The Boss and I split a skewer of grilled beef ($3.75) -- several fat chunks of tender marinated meat on a slender wooden spear. The beef itself was buttery and flavorful; the accompanying Spanish rice, on the other hand, was a gummy (if tasty) mess that had plainly been kept too long in a warmer.
The sad state of the rice scarcely affected the Boss, who was engaged in hand-to-hand combat with his wrap, the Double Trouble Ducky ($6.25), a loglike projectile filled with smoked duck, tomato, mushrooms, and ginger rice and slathered with (faint of heart, beware) andouille sausage cream sauce. Despite the considerable amount of filler, and the danger of muddle that so often accompanies too ambitious a list of ingredients, the wrap had a good meaty taste. But, unlike its brethren, it didn't seem to occupy a definite place on the map of culinary destinations.

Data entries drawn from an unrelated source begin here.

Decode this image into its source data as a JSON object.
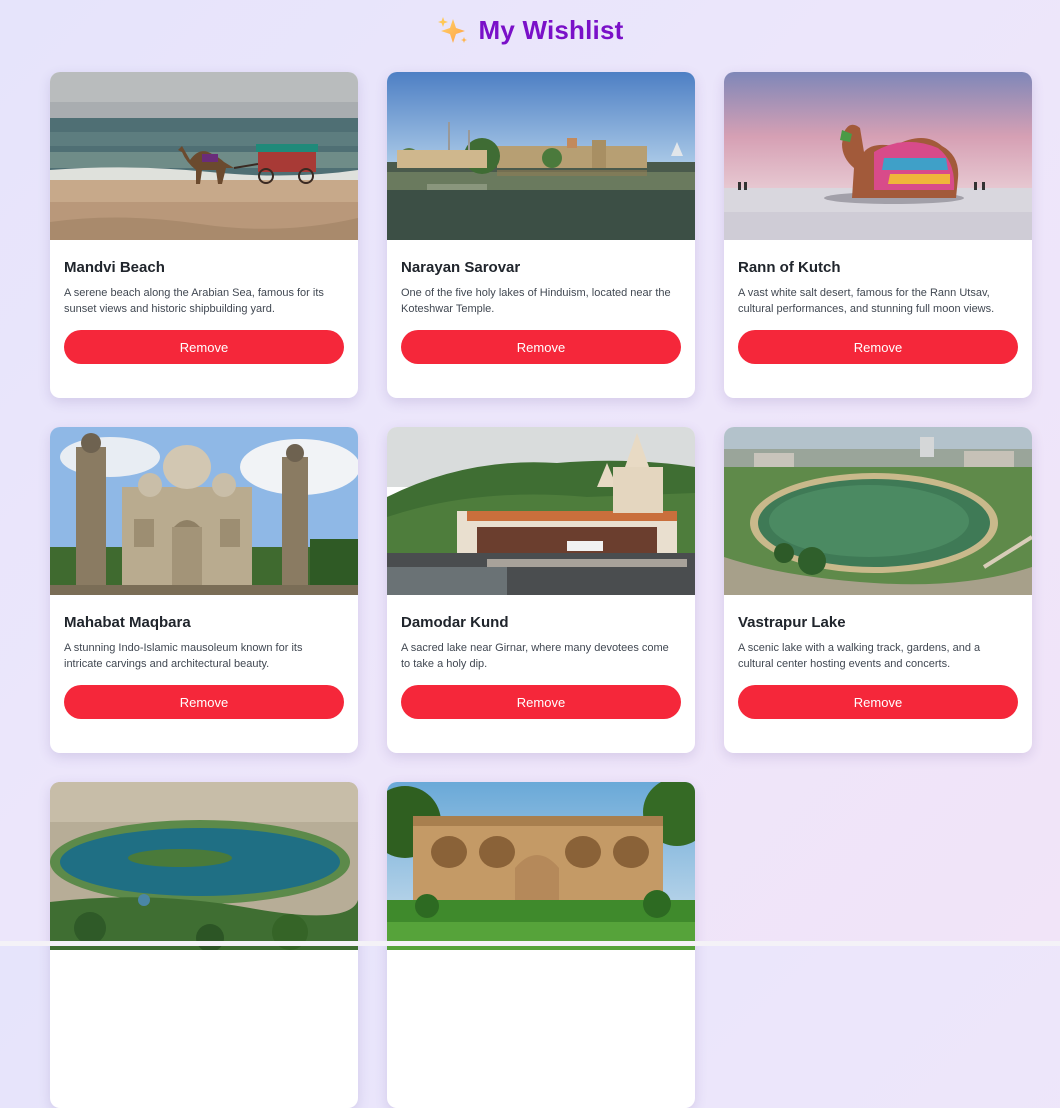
{
  "header": {
    "title": "My Wishlist",
    "icon": "sparkles-icon"
  },
  "colors": {
    "title": "#7a10c8",
    "remove_button": "#f5273a",
    "card_bg": "#ffffff"
  },
  "cards": [
    {
      "id": "mandvi",
      "title": "Mandvi Beach",
      "description": "A serene beach along the Arabian Sea, famous for its sunset views and historic shipbuilding yard.",
      "button": "Remove"
    },
    {
      "id": "narayan",
      "title": "Narayan Sarovar",
      "description": "One of the five holy lakes of Hinduism, located near the Koteshwar Temple.",
      "button": "Remove"
    },
    {
      "id": "rann",
      "title": "Rann of Kutch",
      "description": "A vast white salt desert, famous for the Rann Utsav, cultural performances, and stunning full moon views.",
      "button": "Remove"
    },
    {
      "id": "mahabat",
      "title": "Mahabat Maqbara",
      "description": "A stunning Indo-Islamic mausoleum known for its intricate carvings and architectural beauty.",
      "button": "Remove"
    },
    {
      "id": "damodar",
      "title": "Damodar Kund",
      "description": "A sacred lake near Girnar, where many devotees come to take a holy dip.",
      "button": "Remove"
    },
    {
      "id": "vastrapur",
      "title": "Vastrapur Lake",
      "description": "A scenic lake with a walking track, gardens, and a cultural center hosting events and concerts.",
      "button": "Remove"
    },
    {
      "id": "kankaria",
      "title": "",
      "description": "",
      "button": ""
    },
    {
      "id": "sidi",
      "title": "",
      "description": "",
      "button": ""
    }
  ]
}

At lunch, the crowd was lighter, and the kitchen did not appear to be strained by demand. Counter service was courteous and swift, although I was annoyed by a glitch in the credit-card processing system that apparently required an amount to be entered for a "tip" before the computer would accept the transaction. The manager insisted on charging me an extra dollar. It's bad enough that tip culture is metastasizing out of control these days, but it's even worse when it becomes folded into a larger tyranny of computers, and you no longer even have a choice. (At a place that doesn't even offer tippable service, yet.)
The quesadilla ($2.75) was generously layered with white cheese, but the enveloping tortilla was scarcely browned and depressingly limp, as if it had been steamed or microwaved instead of grilled. But the accompanying salsas alleviated much of the disappointment: a bright, tart tomatillo sauce, and the ubiquitous salsa fresca, a pico de gallo-like mix of tomato, chili, onion, and cilantro in coarse dice. (We were also given a basket of corn chips, roughly shaped and a bit too thick for my taste, but rich with the flavor of corn, and adequately salted.)
My friend didn't seem too enthusiastic about her Southern Thai wrap ($4.75), but I thought it was sensationally tingly with basil, lemongrass, and a subtle suggestion of curry. (Thai curries are more musically delicate than their harsh Indian cousins.) The wrap also included a healthy portion of diced roast chicken, along with chopped scallions and ginger rice.
I ordered my traditional wrap ($4.75) with marinated grilled flank steak and "the works" ($1.50), which was mainly a pile-on of fat in the form of guacamole and sour cream. As burritos go, it was well above average, lacking only that nimbus of secret magic that makes La Cumbre's burritos unforgettable. (How do they do it?) But I thought the seasoned rice dishes on the side needed work: The ginger ($.75) could have used more pep from that glowing root, while the cilantro ($.75) didn't seem to capture much of the herb's unmistakable pungency (which doesn't stand up well to the heat of cooking, or sitting there in the warmer).
For a small and inexpensive place, Fresca serves a number of dining constituencies: the roast-chicken crowd; the gourmet-wraps folks; or those on their way home from work, heading to a movie at the theater across the street, or just window-shopping along West Portal (which, especially with its endless parade of cars, is looking more and more like Chestnut Street these days). But if you advertise roast chicken as one of your main offerings, you would be well advised always to have it on hand. Especially if it's as good as Fresca's.
Fresca Wraps & Pollos, at 24 West Portal, serves its menu weekdays from 10:30 a.m. until 9:30 p.m., weekends 10 a.m. until 9:30 p.m. Call 759-8087.